Provided data section start

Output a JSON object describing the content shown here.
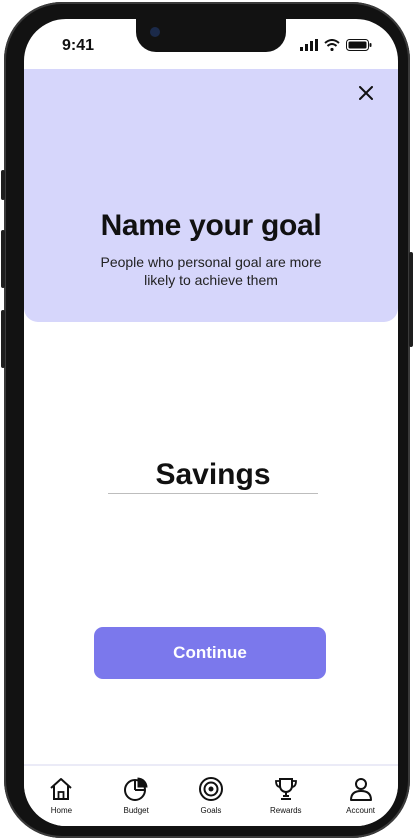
{
  "status_bar": {
    "time": "9:41"
  },
  "header": {
    "title": "Name your goal",
    "subtitle": "People who personal goal are more likely to achieve them"
  },
  "goal_input": {
    "value": "Savings"
  },
  "continue_button": {
    "label": "Continue"
  },
  "tabs": [
    {
      "label": "Home",
      "icon": "home-icon"
    },
    {
      "label": "Budget",
      "icon": "pie-chart-icon"
    },
    {
      "label": "Goals",
      "icon": "target-icon"
    },
    {
      "label": "Rewards",
      "icon": "trophy-icon"
    },
    {
      "label": "Account",
      "icon": "user-icon"
    }
  ],
  "colors": {
    "header_bg": "#d6d6fb",
    "accent": "#7b78ec"
  }
}
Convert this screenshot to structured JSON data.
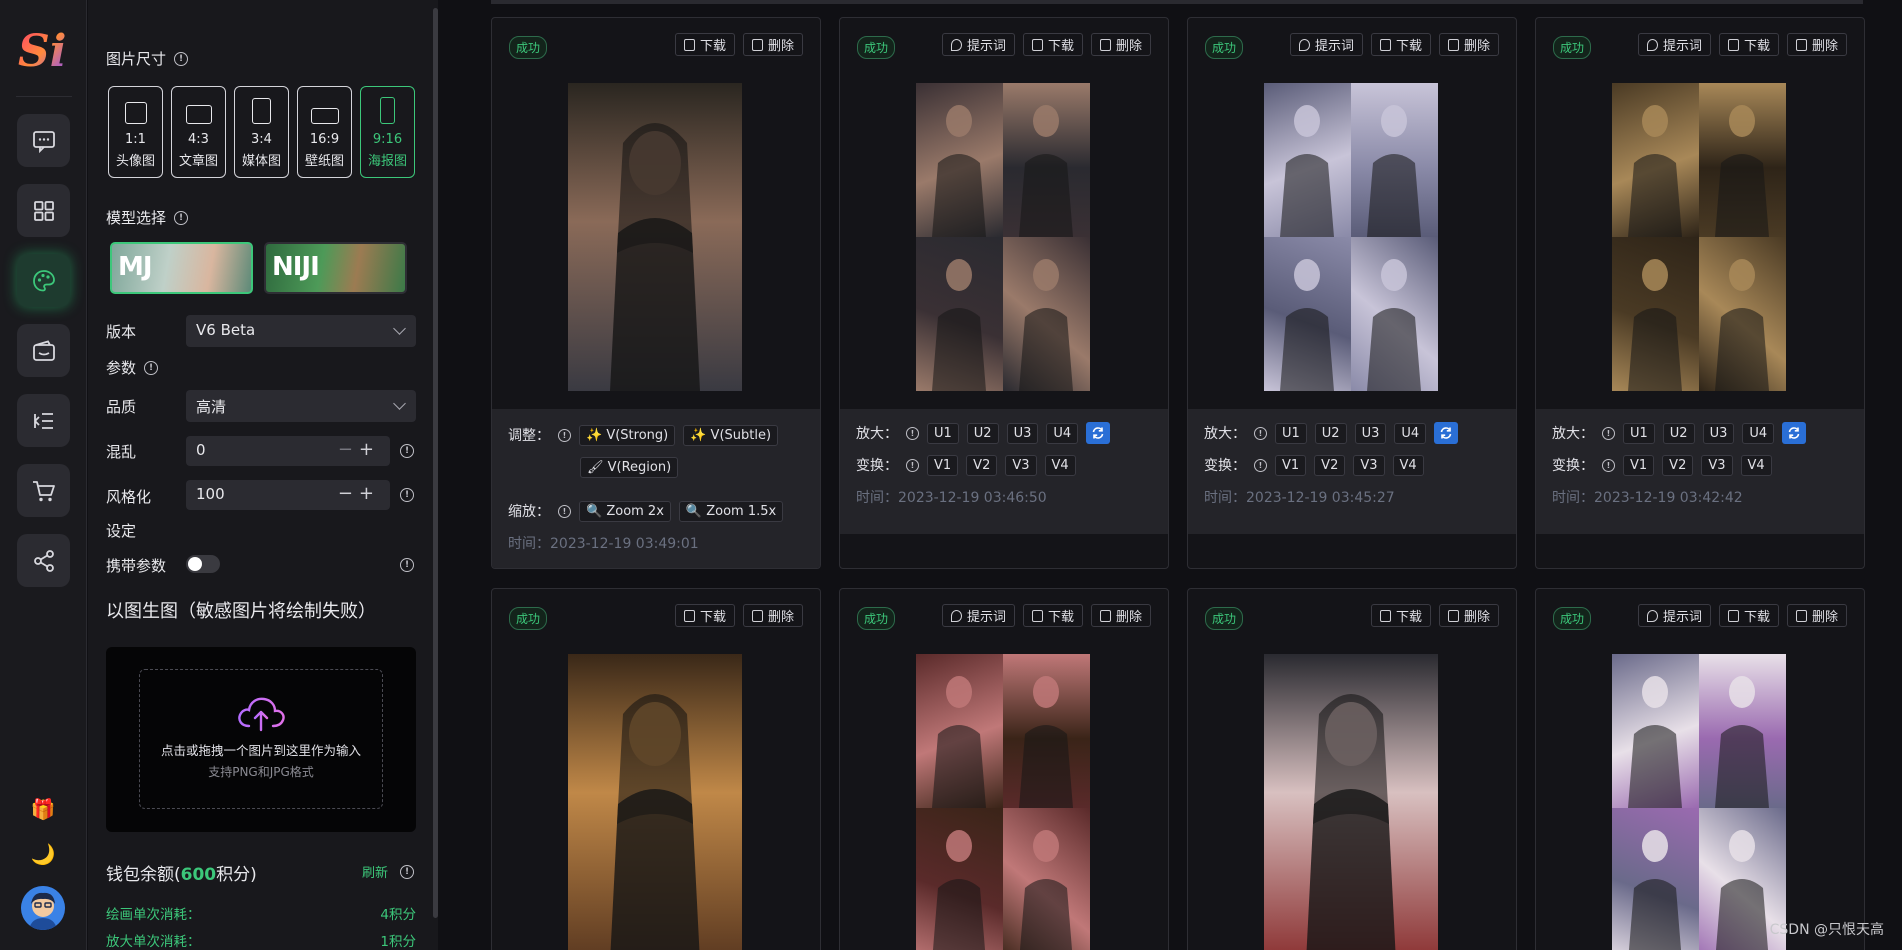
{
  "sidebar": {
    "logo_text": "Si",
    "nav": [
      {
        "name": "chat",
        "icon": "chat-icon"
      },
      {
        "name": "apps",
        "icon": "grid-icon"
      },
      {
        "name": "draw",
        "icon": "palette-icon",
        "active": true
      },
      {
        "name": "wallet",
        "icon": "wallet-icon"
      },
      {
        "name": "list",
        "icon": "list-icon"
      },
      {
        "name": "cart",
        "icon": "cart-icon"
      },
      {
        "name": "share",
        "icon": "share-icon"
      }
    ],
    "gift_glyph": "🎁",
    "moon_glyph": "🌙"
  },
  "settings": {
    "size_title": "图片尺寸",
    "ratios": [
      {
        "ratio": "1:1",
        "label": "头像图"
      },
      {
        "ratio": "4:3",
        "label": "文章图"
      },
      {
        "ratio": "3:4",
        "label": "媒体图"
      },
      {
        "ratio": "16:9",
        "label": "壁纸图"
      },
      {
        "ratio": "9:16",
        "label": "海报图",
        "active": true
      }
    ],
    "model_title": "模型选择",
    "models": [
      {
        "label": "MJ",
        "active": true
      },
      {
        "label": "NIJI",
        "active": false
      }
    ],
    "version_label": "版本",
    "version_value": "V6 Beta",
    "params_label": "参数",
    "quality_label": "品质",
    "quality_value": "高清",
    "chaos_label": "混乱",
    "chaos_value": "0",
    "stylize_label": "风格化",
    "stylize_value": "100",
    "setting_label": "设定",
    "carry_params_label": "携带参数",
    "img2img_title": "以图生图（敏感图片将绘制失败）",
    "upload_text": "点击或拖拽一个图片到这里作为输入",
    "upload_hint": "支持PNG和JPG格式",
    "wallet_prefix": "钱包余额(",
    "wallet_points": "600",
    "wallet_suffix": "积分)",
    "refresh_label": "刷新",
    "cost_draw_label": "绘画单次消耗：",
    "cost_draw_value": "4积分",
    "cost_upscale_label": "放大单次消耗：",
    "cost_upscale_value": "1积分"
  },
  "labels": {
    "success": "成功",
    "prompt": "提示词",
    "download": "下载",
    "delete": "删除",
    "adjust": "调整：",
    "zoom": "缩放：",
    "upscale": "放大：",
    "variation": "变换：",
    "time_prefix": "时间：",
    "v_strong": "V(Strong)",
    "v_subtle": "V(Subtle)",
    "v_region": "V(Region)",
    "zoom2x": "Zoom 2x",
    "zoom15x": "Zoom 1.5x",
    "u": [
      "U1",
      "U2",
      "U3",
      "U4"
    ],
    "v": [
      "V1",
      "V2",
      "V3",
      "V4"
    ]
  },
  "cards": [
    {
      "type": "single",
      "time": "2023-12-19 03:49:01",
      "has_prompt": false
    },
    {
      "type": "grid",
      "time": "2023-12-19 03:46:50",
      "has_prompt": true
    },
    {
      "type": "grid",
      "time": "2023-12-19 03:45:27",
      "has_prompt": true
    },
    {
      "type": "grid",
      "time": "2023-12-19 03:42:42",
      "has_prompt": true
    },
    {
      "type": "single",
      "has_prompt": false
    },
    {
      "type": "grid",
      "has_prompt": true
    },
    {
      "type": "single",
      "has_prompt": false
    },
    {
      "type": "grid",
      "has_prompt": true
    }
  ],
  "watermark": "CSDN @只恨天高",
  "colors": {
    "accent": "#3cc77a",
    "blue": "#2a6fd6",
    "bg": "#101014"
  }
}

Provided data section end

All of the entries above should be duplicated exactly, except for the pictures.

Answer section:
Output a JSON object describing the content shown here.
{
  "status_bar": {
    "time": "9:41"
  },
  "header": {
    "title": "Name your goal",
    "subtitle": "People who personal goal are more likely to achieve them"
  },
  "goal_input": {
    "value": "Savings"
  },
  "continue_button": {
    "label": "Continue"
  },
  "tabs": [
    {
      "label": "Home",
      "icon": "home-icon"
    },
    {
      "label": "Budget",
      "icon": "pie-chart-icon"
    },
    {
      "label": "Goals",
      "icon": "target-icon"
    },
    {
      "label": "Rewards",
      "icon": "trophy-icon"
    },
    {
      "label": "Account",
      "icon": "user-icon"
    }
  ],
  "colors": {
    "header_bg": "#d6d6fb",
    "accent": "#7b78ec"
  }
}
Convert this screenshot to structured JSON data.
{
  "sidebar": {
    "logo_text": "Si",
    "nav": [
      {
        "name": "chat",
        "icon": "chat-icon"
      },
      {
        "name": "apps",
        "icon": "grid-icon"
      },
      {
        "name": "draw",
        "icon": "palette-icon",
        "active": true
      },
      {
        "name": "wallet",
        "icon": "wallet-icon"
      },
      {
        "name": "list",
        "icon": "list-icon"
      },
      {
        "name": "cart",
        "icon": "cart-icon"
      },
      {
        "name": "share",
        "icon": "share-icon"
      }
    ],
    "gift_glyph": "🎁",
    "moon_glyph": "🌙"
  },
  "settings": {
    "size_title": "图片尺寸",
    "ratios": [
      {
        "ratio": "1:1",
        "label": "头像图"
      },
      {
        "ratio": "4:3",
        "label": "文章图"
      },
      {
        "ratio": "3:4",
        "label": "媒体图"
      },
      {
        "ratio": "16:9",
        "label": "壁纸图"
      },
      {
        "ratio": "9:16",
        "label": "海报图",
        "active": true
      }
    ],
    "model_title": "模型选择",
    "models": [
      {
        "label": "MJ",
        "active": true
      },
      {
        "label": "NIJI",
        "active": false
      }
    ],
    "version_label": "版本",
    "version_value": "V6 Beta",
    "params_label": "参数",
    "quality_label": "品质",
    "quality_value": "高清",
    "chaos_label": "混乱",
    "chaos_value": "0",
    "stylize_label": "风格化",
    "stylize_value": "100",
    "setting_label": "设定",
    "carry_params_label": "携带参数",
    "img2img_title": "以图生图（敏感图片将绘制失败）",
    "upload_text": "点击或拖拽一个图片到这里作为输入",
    "upload_hint": "支持PNG和JPG格式",
    "wallet_prefix": "钱包余额(",
    "wallet_points": "600",
    "wallet_suffix": "积分)",
    "refresh_label": "刷新",
    "cost_draw_label": "绘画单次消耗：",
    "cost_draw_value": "4积分",
    "cost_upscale_label": "放大单次消耗：",
    "cost_upscale_value": "1积分"
  },
  "labels": {
    "success": "成功",
    "prompt": "提示词",
    "download": "下载",
    "delete": "删除",
    "adjust": "调整：",
    "zoom": "缩放：",
    "upscale": "放大：",
    "variation": "变换：",
    "time_prefix": "时间：",
    "v_strong": "V(Strong)",
    "v_subtle": "V(Subtle)",
    "v_region": "V(Region)",
    "zoom2x": "Zoom 2x",
    "zoom15x": "Zoom 1.5x",
    "u": [
      "U1",
      "U2",
      "U3",
      "U4"
    ],
    "v": [
      "V1",
      "V2",
      "V3",
      "V4"
    ]
  },
  "cards": [
    {
      "type": "single",
      "time": "2023-12-19 03:49:01",
      "has_prompt": false
    },
    {
      "type": "grid",
      "time": "2023-12-19 03:46:50",
      "has_prompt": true
    },
    {
      "type": "grid",
      "time": "2023-12-19 03:45:27",
      "has_prompt": true
    },
    {
      "type": "grid",
      "time": "2023-12-19 03:42:42",
      "has_prompt": true
    },
    {
      "type": "single",
      "has_prompt": false
    },
    {
      "type": "grid",
      "has_prompt": true
    },
    {
      "type": "single",
      "has_prompt": false
    },
    {
      "type": "grid",
      "has_prompt": true
    }
  ],
  "watermark": "CSDN @只恨天高",
  "colors": {
    "accent": "#3cc77a",
    "blue": "#2a6fd6",
    "bg": "#101014"
  }
}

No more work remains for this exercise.